CR
Cryospheric Sciences

debris covered glacier

Image of the Week – Making waves: assessing supraglacial water storage for debris-covered glaciers

A creeping flux of ice descends Everest, creating the dynamic environment of Khumbu Glacier. Ice and snow tumble, debris slumps, ice cliffs melt, englacial cavities collapse, ponds form and drain, all responding to a variable energy balance. Indeed, Khumbu Glacier is a debris-covered glacier, meaning it features a layer of sediment, rocks and house-sized boulders that covers the ice beneath. Recen ...[Read More]

Image of the Week – Drilling into a Himalayan glacier
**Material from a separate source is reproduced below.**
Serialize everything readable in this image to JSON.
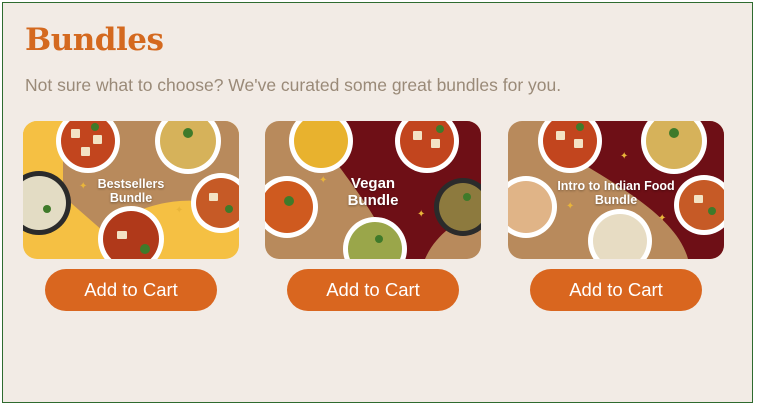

Image of the Week – Drilling into a Himalayan glacier

How water travels through and beneath the interior of debris-covered glaciers is poorly understood, partly because it can be difficult to access these glaciers at all, never mind explore their interiors. In this Image of the Week, find out how these aspects can be investigated by drilling holes all the way through the ice… Hydrological features of debris-covered glaciers Debris-covered glaciers ca ...[Read More]

Image of the Week – Far-reaching implications of Everest’s thinning glaciers

From 1984 to 2015, approximately 71,000 Olympic size swimming pools worth of water were released from the melting Khumbu Glacier in Nepal, which is home to Everest Basecamp. Find out how Himalayan glaciers are changing and the implications for downstream communities in this Image of the Week. Himalayan glaciers supply freshwater Himalayan glaciers supply meltwater for ~800 million people, includin ...[Read More]

Image of the Week – Supraglacial debris variations in space and time!

Image of the Week – Supraglacial debris variations in space and time!

There is still a huge amount we don’t know about how glaciers respond to climate change. One of the most challenging areas is determining the response of debris-covered glaciers. Previously, we have reported on a number of fieldwork expeditions to debris-covered glaciers but with this Image of The Week we want to show you another way to investigate these complex glaciers – numerical modelling! Deb ...[Read More]

Katabatic winds – A load of hot (or cold) air?

Katabatic winds – A load of hot (or cold) air?

It might seem obvious that a warming world will lead to a reduction in glacial ice cover, but predicting the response of glaciers to climatic change is no simple task (even within the short term). One way to approach this problem is to come up with relationships which describe how glaciers interact with the world around them, for example, how the ice interacts with the air above it. Our post today ...[Read More]

Image of the Week – Hidden Beauty on a Himalayan Glacier

Image of the Week –  Hidden Beauty on a Himalayan Glacier

Today’s image of the week comes from stunning setting of Chhota Shigri Glacier in the Pir Panjal Range of northern India. The range is part of the Hindu-Kush Karakorum Himalaya region which is a notoriously challenging place to work as it is very remote and completely inaccessible during the winter months. However, when have these challenges ever stopped a hardy glaciologist?!  Our image thi ...[Read More]

Fieldwork at 5,000 meters in altitude

Fieldwork at 5,000 meters in altitude

Imja Lake is one of the largest glacial lakes in the Nepal Himalaya and has received a great deal of attention in the last couple decades due to the potential for a glacial lake outburst flood. In response to these concerns, the UNDP has funded a project that is currently lowering the level of the lake by 3 m to reduce the flood hazard. The aim of our research efforts is to understand how quickly ...[Read More]

Image of The Week – A Game of Drones (Part 1: A Debris-Covered Glacier)

Image of The Week – A Game of Drones (Part 1: A Debris-Covered Glacier)

What are debris-covered glaciers? Many alpine glaciers are covered with a layer of surface debris (rock and sediment), which is sourced primarily from glacier headwalls and valley flanks. So-called ‘debris-covered glaciers’ are found in most glacierized regions, with concentrations in the European Alps, the Caucasus, Hindu-Kush-Himalaya, Karakoram and Tien Shan, the Andes, and Alaska and the weste ...[Read More]